A new Hospital Frailty Risk Score has been devised from a study led by the University of Leicester, UK, which will be used to help frail older people get better support when in hospital.
Published in The Lancet, the study involved looking at the concept of frailty to help identity older people who are more vulnerable with the Hospital Frailty Risk Score.
The aim of this new system is to help commissioners and hospitals identify this group of people, evaluate their outcomes and improve services to be more responsive to their needs.
Identifying those at risk
Helen Roberts, Professor of Medicine for Older People at the University of Southampton, helped design and analyse the study. She said: “Frail older people admitted to hospital are at risk of deterioration in their physical and cognitive function but identifying this group of people is difficult.
“The Hospital Frailty Risk Score for the first time demonstrates how routine hospital data can offer a low-cost method of screening patients by frailty, to identify those at high risk of poor outcomes such as long length of stay, readmission or death, in all hospital departments. Implementing this score across hospitals could enable services to plan to meet the needs of frail people and improve their healthcare.”
How was the risk score developed?
In the report, it explains that a three-step approach was used to develop and validate the Hospital Frailty Risk Score:

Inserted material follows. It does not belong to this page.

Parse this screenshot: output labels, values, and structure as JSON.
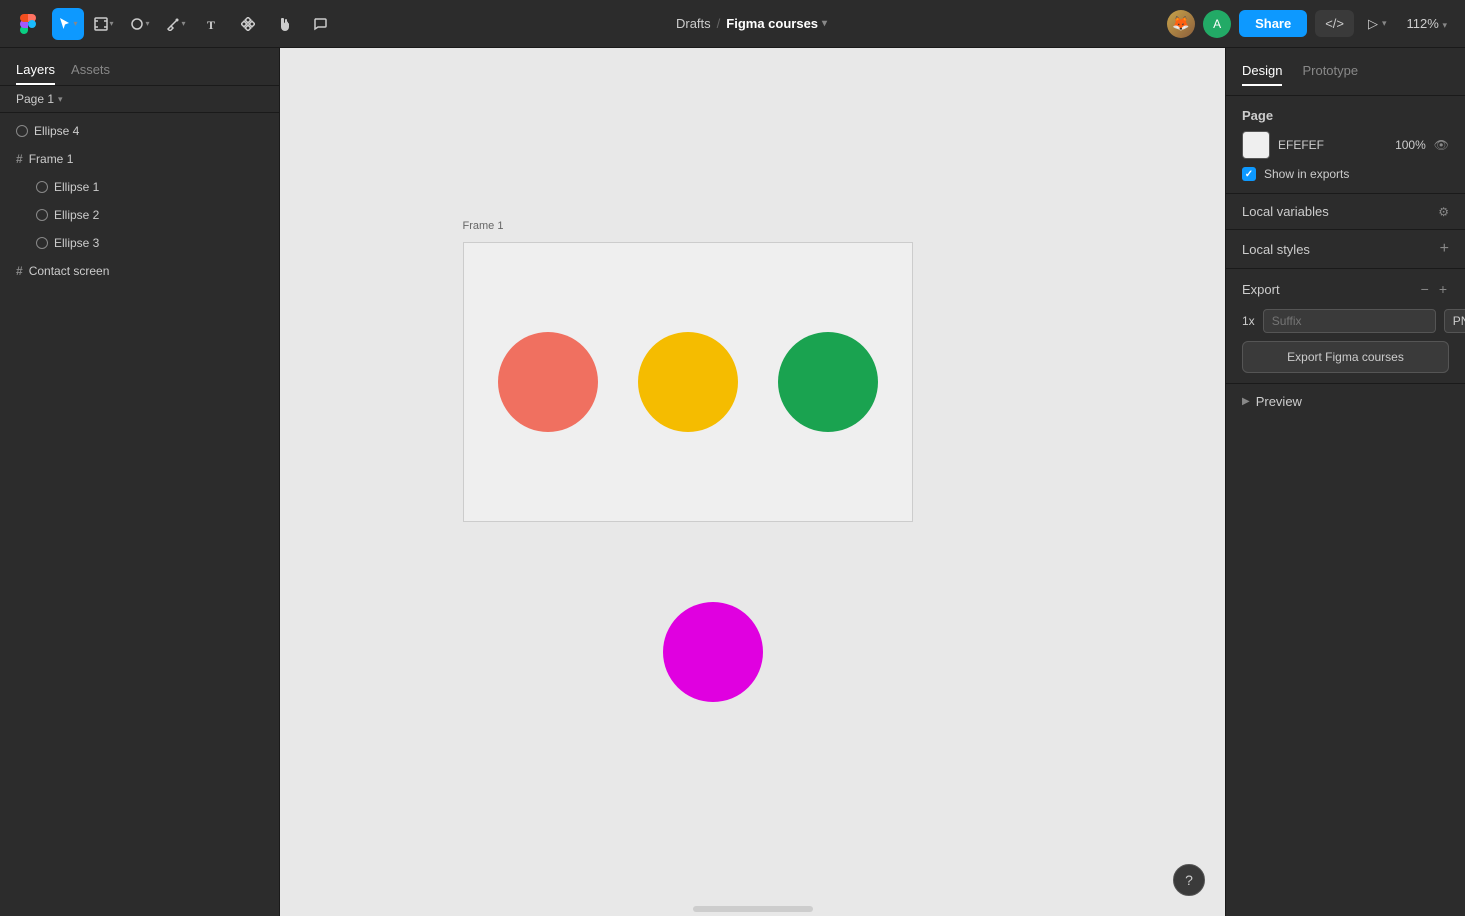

1. They carried out a cluster analysis to identify a group of older people (75 years and over) admitted to hospital who had high resource use and diagnoses associated with frailty;

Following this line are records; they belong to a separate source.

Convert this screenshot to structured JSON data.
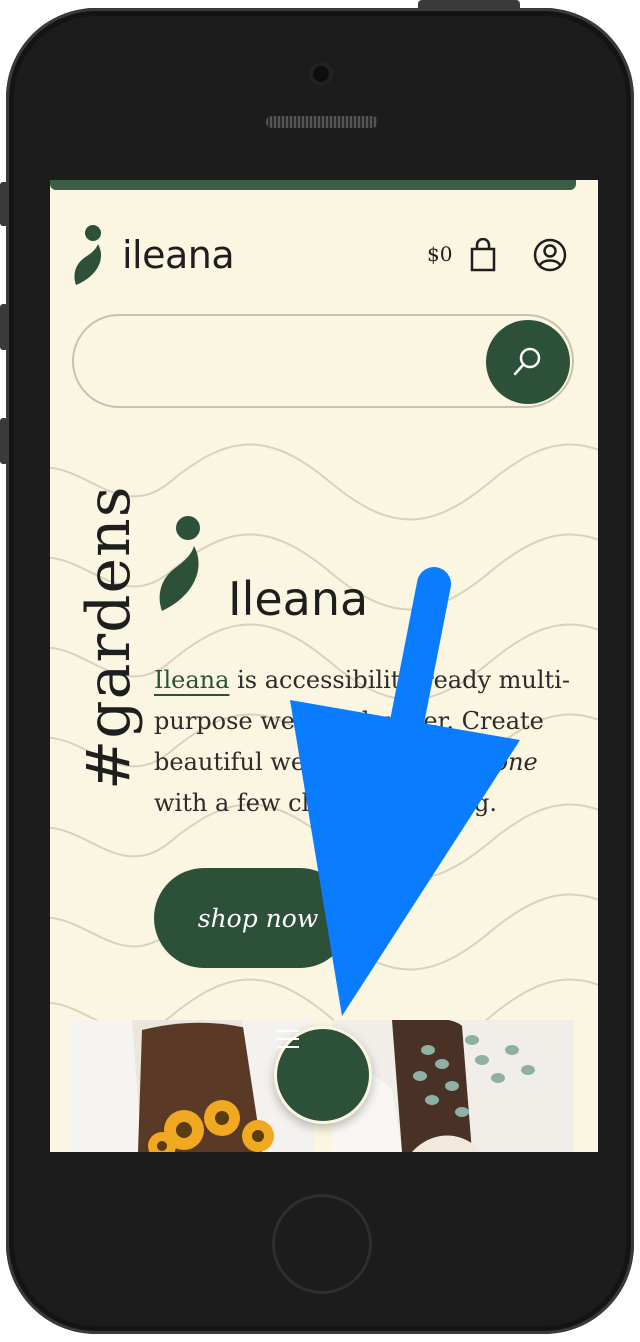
{
  "header": {
    "brand": "ileana",
    "cart_total": "$0",
    "icons": [
      "logo-icon",
      "shopping-bag-icon",
      "user-account-icon"
    ]
  },
  "search": {
    "placeholder": "",
    "button_icon": "search-icon"
  },
  "hero": {
    "vertical_tag": "#gardens",
    "title": "Ileana",
    "link_text": "Ileana",
    "text_1": " is accessibility-ready multi-purpose website builder. Create beautiful websites for ",
    "text_emph": "everyone",
    "text_2": " with a few clicks of nothing.",
    "cta_label": "shop now"
  },
  "bottom": {
    "menu_icon": "hamburger-menu-icon"
  },
  "colors": {
    "accent": "#2c5038",
    "background": "#fbf6e1",
    "annotation_arrow": "#0a7cff"
  }
}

2. They created a Hospital Frailty Risk Score based on Tenth Revision (ICD-10) diagnostic codes that characterised this group; and
3. In separate cohorts, they tested how well the score predicted adverse outcomes and whether it identified similar groups as other frailty tools.
Professor Simon Conroy, from the University of Leicester, ommented: “It is hoped that by identifying and focusing upon this high-risk group that hospitals will be able to provide more holistic care to vulnerable older people to improve their outcomes.”
Source: University of Southampton